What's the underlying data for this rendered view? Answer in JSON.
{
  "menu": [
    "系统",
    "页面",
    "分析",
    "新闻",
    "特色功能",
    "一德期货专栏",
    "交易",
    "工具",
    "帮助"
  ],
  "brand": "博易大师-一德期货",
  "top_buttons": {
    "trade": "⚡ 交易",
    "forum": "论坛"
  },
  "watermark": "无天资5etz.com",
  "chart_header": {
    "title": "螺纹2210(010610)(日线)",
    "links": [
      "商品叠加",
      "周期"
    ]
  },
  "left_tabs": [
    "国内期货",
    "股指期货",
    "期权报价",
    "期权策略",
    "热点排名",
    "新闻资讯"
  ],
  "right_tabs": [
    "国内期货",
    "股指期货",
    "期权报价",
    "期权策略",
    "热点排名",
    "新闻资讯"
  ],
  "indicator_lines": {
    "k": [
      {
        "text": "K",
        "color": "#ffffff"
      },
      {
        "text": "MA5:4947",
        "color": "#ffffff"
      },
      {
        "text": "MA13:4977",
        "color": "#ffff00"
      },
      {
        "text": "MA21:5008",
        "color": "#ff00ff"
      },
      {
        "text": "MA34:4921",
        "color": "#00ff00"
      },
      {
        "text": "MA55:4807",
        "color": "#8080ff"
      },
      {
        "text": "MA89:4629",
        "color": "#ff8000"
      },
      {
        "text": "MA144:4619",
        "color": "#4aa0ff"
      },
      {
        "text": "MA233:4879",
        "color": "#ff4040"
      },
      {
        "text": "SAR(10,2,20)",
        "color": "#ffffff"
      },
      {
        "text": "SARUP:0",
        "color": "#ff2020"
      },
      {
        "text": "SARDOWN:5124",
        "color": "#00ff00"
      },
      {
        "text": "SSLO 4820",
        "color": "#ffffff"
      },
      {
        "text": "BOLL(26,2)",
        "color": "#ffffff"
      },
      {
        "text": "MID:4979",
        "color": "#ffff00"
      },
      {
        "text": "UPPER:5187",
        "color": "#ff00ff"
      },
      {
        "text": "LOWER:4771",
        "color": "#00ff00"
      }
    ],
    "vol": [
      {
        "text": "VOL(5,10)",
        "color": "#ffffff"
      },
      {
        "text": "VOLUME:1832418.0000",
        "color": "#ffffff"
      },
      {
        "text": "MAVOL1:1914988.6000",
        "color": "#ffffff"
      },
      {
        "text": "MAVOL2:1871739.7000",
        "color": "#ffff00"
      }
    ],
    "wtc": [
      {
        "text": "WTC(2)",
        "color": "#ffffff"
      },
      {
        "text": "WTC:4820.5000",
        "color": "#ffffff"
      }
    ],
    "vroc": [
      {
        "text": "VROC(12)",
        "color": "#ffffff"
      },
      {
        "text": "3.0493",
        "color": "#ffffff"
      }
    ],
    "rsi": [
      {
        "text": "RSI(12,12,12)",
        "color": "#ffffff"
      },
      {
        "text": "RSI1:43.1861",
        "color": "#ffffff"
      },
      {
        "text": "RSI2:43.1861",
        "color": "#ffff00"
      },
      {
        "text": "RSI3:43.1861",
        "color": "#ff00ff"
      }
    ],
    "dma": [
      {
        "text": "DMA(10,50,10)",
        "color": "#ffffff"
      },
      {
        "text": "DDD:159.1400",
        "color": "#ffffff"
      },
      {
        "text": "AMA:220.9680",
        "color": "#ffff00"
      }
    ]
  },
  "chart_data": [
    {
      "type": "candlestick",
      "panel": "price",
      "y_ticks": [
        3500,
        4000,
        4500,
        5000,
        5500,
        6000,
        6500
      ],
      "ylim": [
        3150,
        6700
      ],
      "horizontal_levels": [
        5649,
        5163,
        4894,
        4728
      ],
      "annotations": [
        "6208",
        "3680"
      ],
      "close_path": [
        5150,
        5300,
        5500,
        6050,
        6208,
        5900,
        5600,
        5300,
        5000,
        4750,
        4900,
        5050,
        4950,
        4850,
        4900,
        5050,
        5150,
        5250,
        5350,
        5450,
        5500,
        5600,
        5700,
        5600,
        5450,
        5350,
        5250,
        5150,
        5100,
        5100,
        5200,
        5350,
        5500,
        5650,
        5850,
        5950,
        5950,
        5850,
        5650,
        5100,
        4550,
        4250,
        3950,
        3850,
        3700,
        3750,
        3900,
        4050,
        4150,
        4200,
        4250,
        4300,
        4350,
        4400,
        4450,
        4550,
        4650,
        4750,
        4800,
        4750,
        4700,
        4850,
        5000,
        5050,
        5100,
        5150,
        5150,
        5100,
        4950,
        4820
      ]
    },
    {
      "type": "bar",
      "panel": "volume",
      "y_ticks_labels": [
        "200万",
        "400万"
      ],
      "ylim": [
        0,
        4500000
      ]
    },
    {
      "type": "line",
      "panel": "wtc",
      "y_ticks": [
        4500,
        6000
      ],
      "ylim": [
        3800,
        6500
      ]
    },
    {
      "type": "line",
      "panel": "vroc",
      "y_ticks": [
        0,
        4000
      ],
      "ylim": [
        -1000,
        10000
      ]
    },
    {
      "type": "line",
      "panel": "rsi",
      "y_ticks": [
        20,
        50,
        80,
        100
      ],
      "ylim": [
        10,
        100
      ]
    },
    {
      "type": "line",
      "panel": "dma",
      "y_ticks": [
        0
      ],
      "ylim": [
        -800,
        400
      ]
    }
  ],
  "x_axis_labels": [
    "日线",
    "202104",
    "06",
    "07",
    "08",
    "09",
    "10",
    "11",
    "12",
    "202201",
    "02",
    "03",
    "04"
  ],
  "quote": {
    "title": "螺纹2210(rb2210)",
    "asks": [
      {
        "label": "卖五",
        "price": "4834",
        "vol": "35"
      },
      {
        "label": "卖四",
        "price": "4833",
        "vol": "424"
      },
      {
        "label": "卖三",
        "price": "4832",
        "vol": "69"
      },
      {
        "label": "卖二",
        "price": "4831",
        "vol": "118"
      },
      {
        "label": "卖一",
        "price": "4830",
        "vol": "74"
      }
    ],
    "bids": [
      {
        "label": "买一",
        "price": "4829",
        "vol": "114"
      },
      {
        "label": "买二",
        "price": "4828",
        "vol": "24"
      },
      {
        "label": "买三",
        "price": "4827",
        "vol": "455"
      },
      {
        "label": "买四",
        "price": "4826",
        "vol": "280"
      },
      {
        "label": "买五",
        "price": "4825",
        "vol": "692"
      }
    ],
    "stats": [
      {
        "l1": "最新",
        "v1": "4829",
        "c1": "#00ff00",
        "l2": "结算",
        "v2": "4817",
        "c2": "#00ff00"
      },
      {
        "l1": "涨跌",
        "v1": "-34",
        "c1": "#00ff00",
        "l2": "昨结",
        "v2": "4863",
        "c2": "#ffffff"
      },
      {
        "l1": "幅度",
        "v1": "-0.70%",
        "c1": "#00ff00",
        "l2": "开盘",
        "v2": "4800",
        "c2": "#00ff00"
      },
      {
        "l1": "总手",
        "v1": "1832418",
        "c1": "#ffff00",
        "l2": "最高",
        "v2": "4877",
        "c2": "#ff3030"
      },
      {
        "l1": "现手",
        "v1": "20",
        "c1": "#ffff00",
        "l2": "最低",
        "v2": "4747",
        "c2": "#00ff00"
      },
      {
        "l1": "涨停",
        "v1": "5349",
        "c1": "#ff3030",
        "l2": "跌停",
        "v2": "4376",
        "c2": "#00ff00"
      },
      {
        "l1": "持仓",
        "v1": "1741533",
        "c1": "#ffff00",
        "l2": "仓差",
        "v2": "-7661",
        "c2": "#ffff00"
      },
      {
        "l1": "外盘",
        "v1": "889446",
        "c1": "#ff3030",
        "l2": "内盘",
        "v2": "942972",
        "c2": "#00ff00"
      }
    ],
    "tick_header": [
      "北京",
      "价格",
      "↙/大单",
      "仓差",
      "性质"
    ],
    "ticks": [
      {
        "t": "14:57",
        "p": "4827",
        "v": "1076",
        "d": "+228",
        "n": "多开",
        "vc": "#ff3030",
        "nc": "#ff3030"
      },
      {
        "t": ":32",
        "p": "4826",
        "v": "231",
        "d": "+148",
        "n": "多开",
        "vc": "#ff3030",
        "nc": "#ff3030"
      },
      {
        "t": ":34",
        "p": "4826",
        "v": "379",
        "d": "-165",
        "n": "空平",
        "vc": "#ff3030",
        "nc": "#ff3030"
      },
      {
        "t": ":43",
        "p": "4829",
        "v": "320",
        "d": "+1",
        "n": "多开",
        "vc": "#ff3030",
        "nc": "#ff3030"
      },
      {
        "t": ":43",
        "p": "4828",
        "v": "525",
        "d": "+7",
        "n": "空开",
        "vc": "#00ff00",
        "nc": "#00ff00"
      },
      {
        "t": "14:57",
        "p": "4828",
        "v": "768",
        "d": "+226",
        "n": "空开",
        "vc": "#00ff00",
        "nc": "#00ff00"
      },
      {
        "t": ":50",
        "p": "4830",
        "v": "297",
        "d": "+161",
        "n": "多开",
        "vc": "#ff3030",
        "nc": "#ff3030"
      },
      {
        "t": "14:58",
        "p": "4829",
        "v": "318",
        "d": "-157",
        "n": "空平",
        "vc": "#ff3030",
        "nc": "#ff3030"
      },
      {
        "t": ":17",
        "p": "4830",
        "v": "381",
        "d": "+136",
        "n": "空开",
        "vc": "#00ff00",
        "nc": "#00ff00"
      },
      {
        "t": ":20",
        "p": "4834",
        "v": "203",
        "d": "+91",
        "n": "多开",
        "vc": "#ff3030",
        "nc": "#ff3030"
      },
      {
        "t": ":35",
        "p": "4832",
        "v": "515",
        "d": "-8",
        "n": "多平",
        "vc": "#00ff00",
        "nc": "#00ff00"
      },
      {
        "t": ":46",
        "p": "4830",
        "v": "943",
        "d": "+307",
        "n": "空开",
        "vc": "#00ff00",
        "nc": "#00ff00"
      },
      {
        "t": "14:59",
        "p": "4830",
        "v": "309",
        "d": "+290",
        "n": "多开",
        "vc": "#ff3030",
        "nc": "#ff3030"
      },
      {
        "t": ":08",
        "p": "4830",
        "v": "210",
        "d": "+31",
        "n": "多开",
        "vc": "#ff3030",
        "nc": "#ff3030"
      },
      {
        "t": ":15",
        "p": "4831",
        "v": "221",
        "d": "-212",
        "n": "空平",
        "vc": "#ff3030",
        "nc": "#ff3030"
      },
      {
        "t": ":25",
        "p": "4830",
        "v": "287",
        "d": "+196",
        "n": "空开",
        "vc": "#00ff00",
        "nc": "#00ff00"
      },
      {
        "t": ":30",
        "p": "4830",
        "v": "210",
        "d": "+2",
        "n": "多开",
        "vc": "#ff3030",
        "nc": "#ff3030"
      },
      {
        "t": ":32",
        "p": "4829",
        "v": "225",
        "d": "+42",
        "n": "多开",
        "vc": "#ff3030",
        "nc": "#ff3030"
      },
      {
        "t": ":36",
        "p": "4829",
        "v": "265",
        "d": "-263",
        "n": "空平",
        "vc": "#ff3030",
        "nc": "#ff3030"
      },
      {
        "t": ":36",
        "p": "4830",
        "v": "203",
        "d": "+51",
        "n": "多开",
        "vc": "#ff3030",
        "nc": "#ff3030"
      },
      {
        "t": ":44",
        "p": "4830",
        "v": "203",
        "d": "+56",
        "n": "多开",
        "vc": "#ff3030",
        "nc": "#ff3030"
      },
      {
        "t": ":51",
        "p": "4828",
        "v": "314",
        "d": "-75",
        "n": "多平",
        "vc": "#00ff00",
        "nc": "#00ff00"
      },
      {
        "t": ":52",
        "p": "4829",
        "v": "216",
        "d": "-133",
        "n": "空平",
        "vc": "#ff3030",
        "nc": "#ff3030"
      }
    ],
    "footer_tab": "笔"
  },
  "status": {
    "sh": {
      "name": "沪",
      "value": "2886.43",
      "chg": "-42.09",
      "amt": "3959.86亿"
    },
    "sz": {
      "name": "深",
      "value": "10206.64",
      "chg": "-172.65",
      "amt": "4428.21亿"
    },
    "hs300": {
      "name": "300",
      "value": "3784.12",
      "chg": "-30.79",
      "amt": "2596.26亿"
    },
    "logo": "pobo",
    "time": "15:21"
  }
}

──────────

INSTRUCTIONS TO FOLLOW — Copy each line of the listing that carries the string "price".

TASK SOLUTION —
      "panel": "price",
        "price": "4834",
        "price": "4833",
        "price": "4832",
        "price": "4831",
        "price": "4830",
        "price": "4829",
        "price": "4828",
        "price": "4827",
        "price": "4826",
        "price": "4825",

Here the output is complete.